Alternatives to Probiotics for AAD
If you experience mild to moderate diarrhea while on antibiotics, try changing your eating habits until the symptoms pass. Experts recommend avoiding any fatty or fried foods, which can further loosen your stool. Increase your intake of clear fluids, preferably drinking eight to 10 glasses of water daily, to combat dehydration. As a short-term solution, doctors often suggest the BRAT diet, which stands for Bananas, Rice, Applesauce and Toast. Eating more soluble fiber or taking a fiber supplement, such as Metamucil, may be recommended to help bulk up your stool. Be careful to add the fiber slowly or you may also experience gas and bloating from adding too much, too soon.
The obvious alternative to probiotic supplements is fermented foods that contain healthy bacteria. Ballal recommends yogurt with live and active cultures to her pediatric patients. Surawicz recommends kefir, a fermented milk product that contains live bacteria and yeast, to her adult patients. Kefir may cause constipation and cramping, and is not recommended for use in children younger than 1 year of age.
Another good post-antibiotic move: up your intake of foods that naturally contain probiotics, such as the previously mentioned kefir, but also craft-made sauerkraut, kombucha, tempeh and kimchi. In short, make a point to invite lots of the good guys to your gut.
Who Shouldn’t Take Probiotics?

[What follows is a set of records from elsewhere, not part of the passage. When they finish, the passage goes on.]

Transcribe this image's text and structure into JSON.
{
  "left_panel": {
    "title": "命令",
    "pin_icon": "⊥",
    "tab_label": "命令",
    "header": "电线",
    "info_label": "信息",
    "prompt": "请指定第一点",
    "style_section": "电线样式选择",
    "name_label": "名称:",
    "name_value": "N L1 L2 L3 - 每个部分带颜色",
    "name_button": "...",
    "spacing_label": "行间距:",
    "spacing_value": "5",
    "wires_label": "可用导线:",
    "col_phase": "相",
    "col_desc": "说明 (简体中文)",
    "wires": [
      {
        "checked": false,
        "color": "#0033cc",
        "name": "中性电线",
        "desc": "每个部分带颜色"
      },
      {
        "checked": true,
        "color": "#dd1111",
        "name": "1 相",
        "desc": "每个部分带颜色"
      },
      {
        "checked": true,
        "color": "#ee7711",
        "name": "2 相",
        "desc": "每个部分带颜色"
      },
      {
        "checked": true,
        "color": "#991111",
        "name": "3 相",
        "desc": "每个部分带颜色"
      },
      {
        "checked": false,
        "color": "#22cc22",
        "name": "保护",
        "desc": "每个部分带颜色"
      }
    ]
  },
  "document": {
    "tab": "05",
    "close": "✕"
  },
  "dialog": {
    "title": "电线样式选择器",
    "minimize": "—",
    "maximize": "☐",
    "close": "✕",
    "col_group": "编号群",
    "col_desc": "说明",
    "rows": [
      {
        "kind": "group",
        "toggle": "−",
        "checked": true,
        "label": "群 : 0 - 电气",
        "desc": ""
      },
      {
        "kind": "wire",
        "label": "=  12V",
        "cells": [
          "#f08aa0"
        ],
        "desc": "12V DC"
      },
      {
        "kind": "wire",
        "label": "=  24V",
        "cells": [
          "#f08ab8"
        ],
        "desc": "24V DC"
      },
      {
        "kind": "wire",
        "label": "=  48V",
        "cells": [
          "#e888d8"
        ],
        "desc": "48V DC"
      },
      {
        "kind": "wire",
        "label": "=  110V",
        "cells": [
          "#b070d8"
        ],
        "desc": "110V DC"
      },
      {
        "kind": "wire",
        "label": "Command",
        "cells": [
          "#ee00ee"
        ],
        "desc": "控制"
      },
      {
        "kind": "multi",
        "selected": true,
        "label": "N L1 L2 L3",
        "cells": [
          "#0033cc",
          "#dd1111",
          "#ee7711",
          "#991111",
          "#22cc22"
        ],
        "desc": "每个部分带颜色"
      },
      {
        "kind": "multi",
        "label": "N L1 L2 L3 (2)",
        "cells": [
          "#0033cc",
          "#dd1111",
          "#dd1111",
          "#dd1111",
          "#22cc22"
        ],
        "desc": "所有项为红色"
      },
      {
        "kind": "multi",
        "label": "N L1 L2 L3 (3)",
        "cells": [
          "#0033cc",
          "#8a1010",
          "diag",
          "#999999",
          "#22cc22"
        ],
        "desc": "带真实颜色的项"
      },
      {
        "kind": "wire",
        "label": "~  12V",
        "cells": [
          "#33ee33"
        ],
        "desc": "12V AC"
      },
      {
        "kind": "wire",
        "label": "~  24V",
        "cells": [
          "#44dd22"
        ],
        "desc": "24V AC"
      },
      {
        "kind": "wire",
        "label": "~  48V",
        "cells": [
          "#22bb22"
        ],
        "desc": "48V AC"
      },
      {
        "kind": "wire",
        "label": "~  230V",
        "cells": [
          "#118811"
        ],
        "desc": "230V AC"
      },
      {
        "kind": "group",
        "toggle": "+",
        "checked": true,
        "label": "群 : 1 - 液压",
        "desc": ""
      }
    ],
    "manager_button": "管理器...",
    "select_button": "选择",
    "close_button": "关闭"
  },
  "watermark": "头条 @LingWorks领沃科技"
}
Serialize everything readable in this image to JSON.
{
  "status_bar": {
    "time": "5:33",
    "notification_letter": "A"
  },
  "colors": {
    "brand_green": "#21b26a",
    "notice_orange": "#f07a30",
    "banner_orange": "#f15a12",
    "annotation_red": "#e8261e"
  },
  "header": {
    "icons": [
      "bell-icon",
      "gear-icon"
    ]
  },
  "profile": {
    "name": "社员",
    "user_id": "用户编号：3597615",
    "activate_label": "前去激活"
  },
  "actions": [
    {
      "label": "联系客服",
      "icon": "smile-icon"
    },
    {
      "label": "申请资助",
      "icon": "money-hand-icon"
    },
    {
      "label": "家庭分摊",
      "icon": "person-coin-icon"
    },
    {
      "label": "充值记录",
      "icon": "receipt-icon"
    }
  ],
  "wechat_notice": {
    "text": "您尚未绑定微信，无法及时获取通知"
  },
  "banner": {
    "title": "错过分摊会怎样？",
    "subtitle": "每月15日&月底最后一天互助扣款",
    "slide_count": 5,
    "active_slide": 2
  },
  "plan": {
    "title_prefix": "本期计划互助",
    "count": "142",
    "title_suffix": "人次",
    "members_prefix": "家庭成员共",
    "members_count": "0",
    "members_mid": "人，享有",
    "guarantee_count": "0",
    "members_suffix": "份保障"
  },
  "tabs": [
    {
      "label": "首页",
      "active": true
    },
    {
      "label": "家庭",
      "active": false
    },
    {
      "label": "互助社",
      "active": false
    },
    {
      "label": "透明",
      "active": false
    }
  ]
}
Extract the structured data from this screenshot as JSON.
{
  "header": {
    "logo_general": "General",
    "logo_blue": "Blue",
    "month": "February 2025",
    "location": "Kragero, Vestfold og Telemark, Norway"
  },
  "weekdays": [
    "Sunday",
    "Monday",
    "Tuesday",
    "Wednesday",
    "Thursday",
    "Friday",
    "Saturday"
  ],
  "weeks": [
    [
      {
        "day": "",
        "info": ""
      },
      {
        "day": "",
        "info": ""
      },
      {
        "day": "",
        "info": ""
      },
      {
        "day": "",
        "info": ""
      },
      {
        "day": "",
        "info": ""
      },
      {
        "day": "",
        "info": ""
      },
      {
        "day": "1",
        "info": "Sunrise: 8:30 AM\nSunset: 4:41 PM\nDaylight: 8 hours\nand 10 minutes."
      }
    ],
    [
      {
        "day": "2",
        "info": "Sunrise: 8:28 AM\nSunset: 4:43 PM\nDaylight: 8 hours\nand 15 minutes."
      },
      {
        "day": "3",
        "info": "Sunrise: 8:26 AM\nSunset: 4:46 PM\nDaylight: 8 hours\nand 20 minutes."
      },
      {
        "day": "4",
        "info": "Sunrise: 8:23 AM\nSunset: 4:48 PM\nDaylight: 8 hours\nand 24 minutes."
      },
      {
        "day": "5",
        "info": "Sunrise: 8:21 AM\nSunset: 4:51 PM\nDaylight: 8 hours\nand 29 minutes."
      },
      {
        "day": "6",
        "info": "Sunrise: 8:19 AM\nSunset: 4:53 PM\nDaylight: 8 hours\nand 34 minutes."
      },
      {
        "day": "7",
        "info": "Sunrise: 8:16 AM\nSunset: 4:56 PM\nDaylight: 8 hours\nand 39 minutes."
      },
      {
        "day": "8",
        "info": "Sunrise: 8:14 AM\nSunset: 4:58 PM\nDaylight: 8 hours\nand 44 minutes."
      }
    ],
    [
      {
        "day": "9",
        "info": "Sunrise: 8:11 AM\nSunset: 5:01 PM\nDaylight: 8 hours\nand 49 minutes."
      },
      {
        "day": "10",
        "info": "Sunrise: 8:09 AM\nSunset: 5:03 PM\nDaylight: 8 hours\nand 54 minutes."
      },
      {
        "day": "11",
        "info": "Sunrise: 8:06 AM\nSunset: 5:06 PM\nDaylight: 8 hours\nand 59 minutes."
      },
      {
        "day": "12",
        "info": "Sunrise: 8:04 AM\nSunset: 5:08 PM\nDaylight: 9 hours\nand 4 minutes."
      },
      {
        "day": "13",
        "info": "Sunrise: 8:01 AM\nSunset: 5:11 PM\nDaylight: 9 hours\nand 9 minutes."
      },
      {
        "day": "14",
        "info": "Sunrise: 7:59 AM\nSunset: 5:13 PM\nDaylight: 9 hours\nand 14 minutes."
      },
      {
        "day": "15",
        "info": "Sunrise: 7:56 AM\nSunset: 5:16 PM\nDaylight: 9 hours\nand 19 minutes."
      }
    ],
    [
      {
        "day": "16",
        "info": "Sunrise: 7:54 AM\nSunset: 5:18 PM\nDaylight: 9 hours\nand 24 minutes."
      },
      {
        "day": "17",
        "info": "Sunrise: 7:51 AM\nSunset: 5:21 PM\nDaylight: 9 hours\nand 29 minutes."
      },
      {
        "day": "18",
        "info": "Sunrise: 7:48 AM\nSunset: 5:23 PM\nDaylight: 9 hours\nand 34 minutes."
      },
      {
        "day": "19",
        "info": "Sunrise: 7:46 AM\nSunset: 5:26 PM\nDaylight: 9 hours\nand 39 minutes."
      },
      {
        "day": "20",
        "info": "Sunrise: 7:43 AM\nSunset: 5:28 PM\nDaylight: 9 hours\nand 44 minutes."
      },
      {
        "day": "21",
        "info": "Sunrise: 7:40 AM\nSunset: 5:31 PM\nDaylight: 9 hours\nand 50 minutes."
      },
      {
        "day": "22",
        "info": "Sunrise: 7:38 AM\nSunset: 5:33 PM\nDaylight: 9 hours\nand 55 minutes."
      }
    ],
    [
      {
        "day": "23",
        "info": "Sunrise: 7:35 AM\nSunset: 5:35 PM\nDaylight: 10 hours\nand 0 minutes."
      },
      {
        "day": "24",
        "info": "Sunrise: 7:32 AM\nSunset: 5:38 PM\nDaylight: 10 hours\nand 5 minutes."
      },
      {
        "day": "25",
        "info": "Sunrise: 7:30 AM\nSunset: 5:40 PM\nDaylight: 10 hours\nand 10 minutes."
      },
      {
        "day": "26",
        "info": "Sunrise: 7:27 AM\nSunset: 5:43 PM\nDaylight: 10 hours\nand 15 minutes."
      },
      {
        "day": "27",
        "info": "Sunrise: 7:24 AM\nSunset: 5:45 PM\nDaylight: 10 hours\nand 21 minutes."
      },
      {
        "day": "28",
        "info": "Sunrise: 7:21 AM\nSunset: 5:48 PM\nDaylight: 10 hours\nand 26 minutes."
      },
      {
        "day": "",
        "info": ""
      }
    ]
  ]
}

In December 2014, the Food and Drug Administration (FDA) issued a safety alert to health care providers urging caution in the use of dietary supplements containing live bacteria or yeast in patients who are immunocompromised, citing the death of a premature infant who developed gastrointestinal mucormycosis after receiving an in-hospital treatment of ABC Dophilus Powder (Solgar) that was tainted with the mold Rhizopus oryzae. In the safety alert, the FDA also urges health care providers who use dietary supplements containing live bacteria or yeast as drugs to file an Investigational New Drug Application (IND) for FDA review. Submitting an IND would require an FDA review of the content and purity of the product. If you have a compromised immune system, take immunosuppressant drugs, or have a venous catheter, you may be at a greater risk of becoming seriously ill from the live bacteria or yeast found in probiotic supplements, says Surawicz.
Probiotics may also pose a risk for those with certain sensitivities or intolerances, such as to gluten. Researchers at the Celiac Disease Center at Columbia University Medical Center found that 12 of the 22 top-selling probiotics had detectable traces of gluten, even though more than half of the 22 were labeled as gluten-free. Saccharomyces boulardii (Florastor), the second-most widely studied probiotic for use in AAD and C. diff, is a live yeast-based probiotic. Patients sensitive to yeast should talk to their doctor before taking this probiotic.
Probiotics are generally considered safe, particularly in healthy people, but there is a lack of solid research on side effects and serious adverse events associated with their use. A 2018 analysis of 384 studies on the safety and efficacy of probiotics and similar products aimed at modifying the gut flora found that 80% of the studies did not report the number of serious adverse events. Reporting in the Annals of Internal Medicine, the researchers noted that 98% of the studies did not reveal the number of people who withdrew from studies due to side effects, nor did they give a definition for adverse events. The researchers concluded that without reports on safety data, it can’t be broadly concluded that these interventions are safe.
Side effects may include mild stomach upset, diarrhea, or flatulence (passing gas) and bloating, mainly when probiotics are first started. If you experience these symptoms, proponents of probiotics recommend you lower the dose to allow your body to adjust to the changing, hopefully healthier, gut environment.